→ TASK REQUIREMENTS: What is needed here is an exact copy of all the records below.

Data items:
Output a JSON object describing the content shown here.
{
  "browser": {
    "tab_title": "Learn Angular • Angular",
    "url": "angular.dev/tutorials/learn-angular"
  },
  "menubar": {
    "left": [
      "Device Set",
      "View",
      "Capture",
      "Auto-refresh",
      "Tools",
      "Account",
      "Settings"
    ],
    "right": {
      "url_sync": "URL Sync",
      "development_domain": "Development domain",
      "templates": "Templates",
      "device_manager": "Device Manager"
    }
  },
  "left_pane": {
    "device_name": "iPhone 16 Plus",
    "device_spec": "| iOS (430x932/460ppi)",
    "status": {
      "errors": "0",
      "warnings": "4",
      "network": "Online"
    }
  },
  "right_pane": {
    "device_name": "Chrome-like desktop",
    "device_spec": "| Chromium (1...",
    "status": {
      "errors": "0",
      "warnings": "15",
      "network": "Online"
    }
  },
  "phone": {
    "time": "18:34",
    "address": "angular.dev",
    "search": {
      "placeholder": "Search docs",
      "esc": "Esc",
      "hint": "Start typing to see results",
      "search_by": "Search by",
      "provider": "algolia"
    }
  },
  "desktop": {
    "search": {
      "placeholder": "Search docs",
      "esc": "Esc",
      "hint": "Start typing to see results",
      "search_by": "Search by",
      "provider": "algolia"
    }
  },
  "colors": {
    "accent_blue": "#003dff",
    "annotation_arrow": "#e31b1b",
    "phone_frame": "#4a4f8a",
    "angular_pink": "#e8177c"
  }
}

→ EXERCISE SOLUTION:
Output a JSON object describing the content shown here.
{
  "browser": {
    "tab_title": "Learn Angular • Angular",
    "url": "angular.dev/tutorials/learn-angular"
  },
  "menubar": {
    "left": [
      "Device Set",
      "View",
      "Capture",
      "Auto-refresh",
      "Tools",
      "Account",
      "Settings"
    ],
    "right": {
      "url_sync": "URL Sync",
      "development_domain": "Development domain",
      "templates": "Templates",
      "device_manager": "Device Manager"
    }
  },
  "left_pane": {
    "device_name": "iPhone 16 Plus",
    "device_spec": "| iOS (430x932/460ppi)",
    "status": {
      "errors": "0",
      "warnings": "4",
      "network": "Online"
    }
  },
  "right_pane": {
    "device_name": "Chrome-like desktop",
    "device_spec": "| Chromium (1...",
    "status": {
      "errors": "0",
      "warnings": "15",
      "network": "Online"
    }
  },
  "phone": {
    "time": "18:34",
    "address": "angular.dev",
    "search": {
      "placeholder": "Search docs",
      "esc": "Esc",
      "hint": "Start typing to see results",
      "search_by": "Search by",
      "provider": "algolia"
    }
  },
  "desktop": {
    "search": {
      "placeholder": "Search docs",
      "esc": "Esc",
      "hint": "Start typing to see results",
      "search_by": "Search by",
      "provider": "algolia"
    }
  },
  "colors": {
    "accent_blue": "#003dff",
    "annotation_arrow": "#e31b1b",
    "phone_frame": "#4a4f8a",
    "angular_pink": "#e8177c"
  }
}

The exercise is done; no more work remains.